Monthly Note on Economic Recovery in Industry - June 2012 Offentliggjort den: 29/06/2012
Industrial production continues on its weakening trend that has interrupted the
economic recovery of industry since the second half of 2011. Trend-adjusted
manufacturing output in April was some 1.5% lower than a year ago. There was a further steep decline in industrial confidence in May. The ECFIN industrial confidence indicator is now well below its longer-term average. Similarly, the PMI confidence indicator points out to further contraction in the euro area. Great uncertainties about the economic outlook and difficulties in access to finance continue to weigh down business confidence. Nevertheless, cost pressures on manufacturers have lessened a bit following lower inflation of commodity goods prices and subdued wage demand. Construction output has fallen steeply in recent months, especially through a strong contraction in civil engineering (roads, bridges etc.).
Overall in the last three months to April of 2012, manufacturing production was some 1.5% lower than a year ago and also some 0.7% below the level registered in the preceding three months. The situation varies across sectors, but only few industries manage to continue their recovery. In the last three months to April 2012, the highest growth was registered in chemicals, machinery and equipment, and computer and electronics, whilst the biggest
declines in production occurred in other non-metallic products, leather and printing sectors. Manufacturing output is now 11% higher than its trough in early 2009 and some 9% below its former peak in early 2008. Recent data and forecasts for services, including tourism, remain positive, but their future performance will be affected by general economic situation.
Expansion of international demand for EU products supports EU manufacturing production. Extra-EU exports have already exceeded their previous peak. In contrast, intra-EU trade, internal demand and private consumption continue to be subdued. The recovery in output growth in Europe has greatly lagged that in the rest of the world, particularly emerging Asia and Latin America.
Data on manufacturing employment in the first quarter of 2012 shows that the number of persons employed remained broadly stable.
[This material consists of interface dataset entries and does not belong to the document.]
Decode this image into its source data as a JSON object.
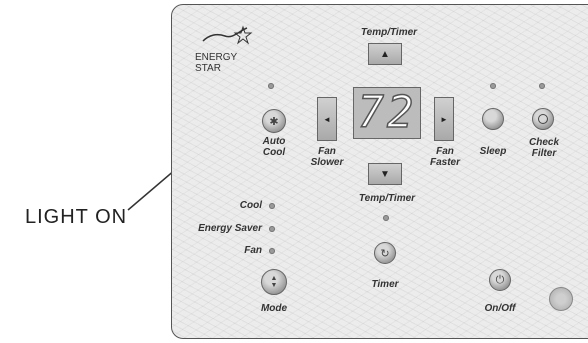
{
  "callout": {
    "label": "LIGHT ON"
  },
  "branding": {
    "logo_alt": "energy-star-logo",
    "label": "ENERGY STAR"
  },
  "display": {
    "temperature": "72"
  },
  "labels": {
    "temp_timer_top": "Temp/Timer",
    "temp_timer_bottom": "Temp/Timer",
    "auto": "Auto",
    "cool": "Cool",
    "fan_slower_1": "Fan",
    "fan_slower_2": "Slower",
    "fan_faster_1": "Fan",
    "fan_faster_2": "Faster",
    "sleep": "Sleep",
    "check": "Check",
    "filter": "Filter",
    "mode_cool": "Cool",
    "mode_energy_saver": "Energy Saver",
    "mode_fan": "Fan",
    "mode": "Mode",
    "timer": "Timer",
    "on_off": "On/Off"
  },
  "icons": {
    "up": "▲",
    "down": "▼",
    "left": "◄",
    "right": "►",
    "power": "⏻",
    "timer": "↻",
    "mode": "▲▼",
    "auto_cool": "✱"
  }
}
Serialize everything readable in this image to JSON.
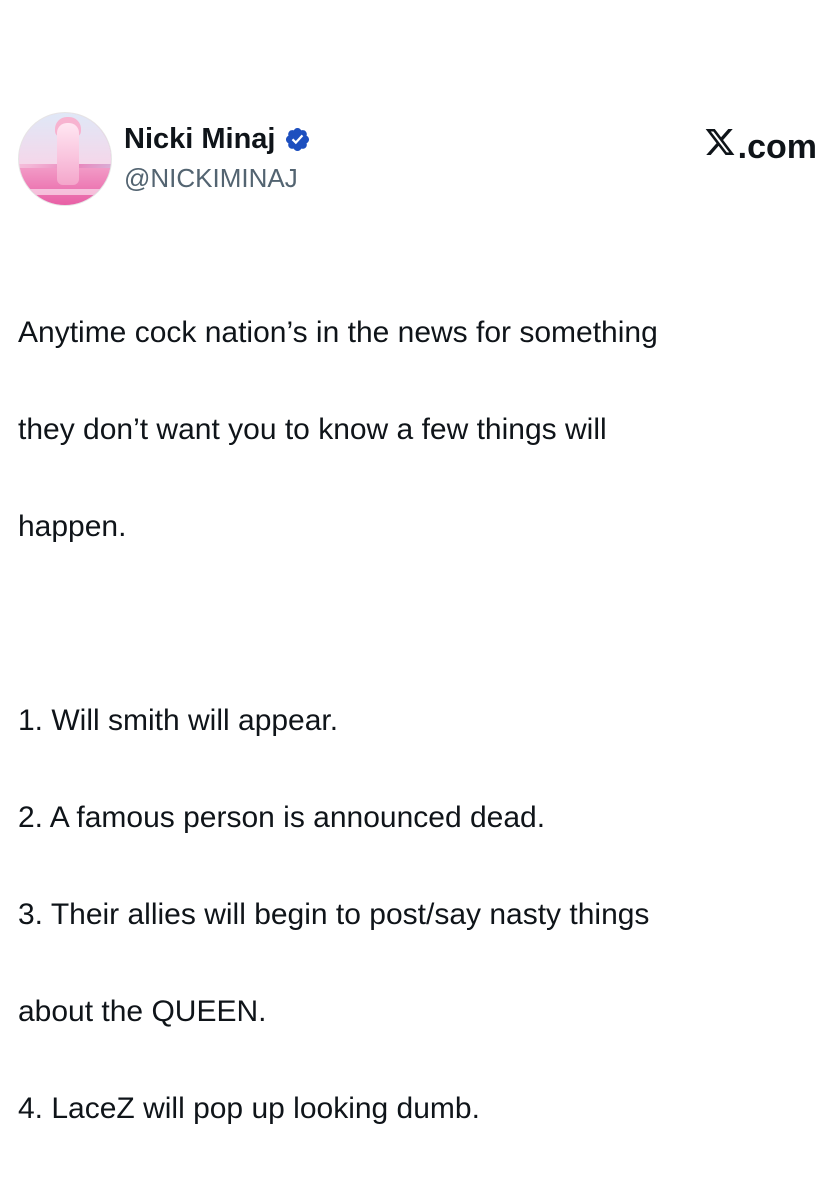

Manufacturing jobs have shrunk by some 11% compared to their cyclical peak in 2008. The unemployment rate stays at a record high level, but the situation varies greatly between countries. Weak employment expectations suggest little room for immediate improvement.